Thank you for bringing attention to the important issues around the handling of rape kits in the May 7 article, “Thousands of Rape Kits Untested.” I want to clarify a few important matters.
First, the $3.5 million to assist law enforcement with the increased testing anticipated from HB 1096/SB 767 was fenced off in the 2020 budget. We have high hopes that the Governor will allow this funding to be used for testing, but the decision to release these funds rests with him, not with the enactment of legislation.
Second, HB 1268/SB 569 (which has not yet been signed into law) creates a rape kit testing funding framework through the Governor’s Office of Crime Control and Prevention and will direct the $3.5 million to those law enforcement agencies that have the most kits to test. The $3.5 million is to supplement, not supplant, already existing funding that supports testing, and is meant to be forward-directed, to the increased number of kits required to be tested under HB 1096, which was recently signed into law.
The new law will substantially expand the universe of kits to be tested, but to say that “all” kits should be tested is too simplistic – I think we could all agree that the kits of survivors who have not provided their permission, for example, shouldn’t be tested.
We are hopeful that these legislative efforts will provide survivors with the consistency, respect and consideration they deserve as these difficult crimes make their way through our criminal justice system.
— Shelly L. Hettleman
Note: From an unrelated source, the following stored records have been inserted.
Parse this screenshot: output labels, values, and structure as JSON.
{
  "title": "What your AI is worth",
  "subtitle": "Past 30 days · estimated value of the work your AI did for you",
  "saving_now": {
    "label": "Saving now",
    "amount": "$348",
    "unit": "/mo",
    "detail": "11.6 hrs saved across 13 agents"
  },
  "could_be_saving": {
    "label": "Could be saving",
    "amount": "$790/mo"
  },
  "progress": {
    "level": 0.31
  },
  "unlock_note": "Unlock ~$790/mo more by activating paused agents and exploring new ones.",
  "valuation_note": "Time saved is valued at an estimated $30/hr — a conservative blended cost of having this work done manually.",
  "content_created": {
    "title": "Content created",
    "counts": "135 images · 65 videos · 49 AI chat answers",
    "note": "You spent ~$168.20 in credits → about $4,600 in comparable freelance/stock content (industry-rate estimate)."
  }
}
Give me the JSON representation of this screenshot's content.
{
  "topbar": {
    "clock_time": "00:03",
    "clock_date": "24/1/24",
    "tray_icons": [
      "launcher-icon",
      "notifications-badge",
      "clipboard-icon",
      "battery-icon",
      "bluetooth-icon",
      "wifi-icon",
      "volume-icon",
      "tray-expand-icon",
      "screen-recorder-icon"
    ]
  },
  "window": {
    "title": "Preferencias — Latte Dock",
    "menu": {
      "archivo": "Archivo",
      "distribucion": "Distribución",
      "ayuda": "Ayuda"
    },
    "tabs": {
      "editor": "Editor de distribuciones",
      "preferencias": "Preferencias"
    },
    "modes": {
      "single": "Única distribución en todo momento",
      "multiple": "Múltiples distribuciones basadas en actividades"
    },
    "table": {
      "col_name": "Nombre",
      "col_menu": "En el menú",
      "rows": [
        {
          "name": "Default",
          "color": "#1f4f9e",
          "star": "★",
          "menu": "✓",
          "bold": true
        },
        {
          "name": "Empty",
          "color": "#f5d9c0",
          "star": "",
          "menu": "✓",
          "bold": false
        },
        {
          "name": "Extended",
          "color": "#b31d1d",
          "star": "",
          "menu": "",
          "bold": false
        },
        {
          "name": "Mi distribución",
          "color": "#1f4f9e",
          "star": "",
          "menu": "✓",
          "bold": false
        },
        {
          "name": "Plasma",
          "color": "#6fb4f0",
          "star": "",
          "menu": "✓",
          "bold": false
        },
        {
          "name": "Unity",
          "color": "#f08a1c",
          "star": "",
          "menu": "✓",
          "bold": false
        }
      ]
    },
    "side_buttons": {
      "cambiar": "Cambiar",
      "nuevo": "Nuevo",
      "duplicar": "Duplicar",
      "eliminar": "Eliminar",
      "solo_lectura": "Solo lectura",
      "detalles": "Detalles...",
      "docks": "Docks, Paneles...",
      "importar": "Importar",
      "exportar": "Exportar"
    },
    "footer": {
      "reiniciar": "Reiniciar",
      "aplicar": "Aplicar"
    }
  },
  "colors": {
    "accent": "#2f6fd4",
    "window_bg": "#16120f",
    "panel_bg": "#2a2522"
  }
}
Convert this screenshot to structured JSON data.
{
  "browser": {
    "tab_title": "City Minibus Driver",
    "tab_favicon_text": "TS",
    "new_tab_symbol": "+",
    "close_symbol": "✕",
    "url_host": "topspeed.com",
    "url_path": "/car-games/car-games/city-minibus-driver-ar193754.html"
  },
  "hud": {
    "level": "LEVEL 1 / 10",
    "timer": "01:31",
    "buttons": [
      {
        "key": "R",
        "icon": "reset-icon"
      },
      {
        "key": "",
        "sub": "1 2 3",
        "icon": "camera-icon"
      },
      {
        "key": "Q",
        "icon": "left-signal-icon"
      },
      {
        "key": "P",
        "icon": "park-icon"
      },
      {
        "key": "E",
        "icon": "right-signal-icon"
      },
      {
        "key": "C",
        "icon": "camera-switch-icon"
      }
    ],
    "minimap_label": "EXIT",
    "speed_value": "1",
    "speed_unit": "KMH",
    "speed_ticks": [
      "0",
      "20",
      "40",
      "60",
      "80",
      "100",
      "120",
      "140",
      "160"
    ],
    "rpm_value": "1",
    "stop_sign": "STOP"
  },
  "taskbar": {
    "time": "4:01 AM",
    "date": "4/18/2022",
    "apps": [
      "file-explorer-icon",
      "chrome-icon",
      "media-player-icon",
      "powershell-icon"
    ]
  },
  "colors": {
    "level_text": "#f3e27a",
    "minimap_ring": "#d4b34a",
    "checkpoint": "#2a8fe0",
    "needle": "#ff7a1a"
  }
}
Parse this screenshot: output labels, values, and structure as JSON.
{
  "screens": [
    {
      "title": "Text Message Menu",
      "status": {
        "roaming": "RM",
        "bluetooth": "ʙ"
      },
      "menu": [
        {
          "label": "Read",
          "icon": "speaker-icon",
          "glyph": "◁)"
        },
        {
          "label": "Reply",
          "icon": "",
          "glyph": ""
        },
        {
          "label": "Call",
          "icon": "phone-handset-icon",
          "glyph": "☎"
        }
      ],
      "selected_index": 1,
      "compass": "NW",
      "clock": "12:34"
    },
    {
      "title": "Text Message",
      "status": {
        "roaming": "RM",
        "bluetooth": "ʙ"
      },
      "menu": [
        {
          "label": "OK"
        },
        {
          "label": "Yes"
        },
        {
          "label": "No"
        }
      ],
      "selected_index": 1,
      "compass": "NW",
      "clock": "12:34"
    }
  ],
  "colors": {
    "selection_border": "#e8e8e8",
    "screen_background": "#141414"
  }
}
The writer, a Democrat, represents Baltimore County’s 11th District in the House of Delegates. She was the lead House sponsor of HB 1268 and HB 1096.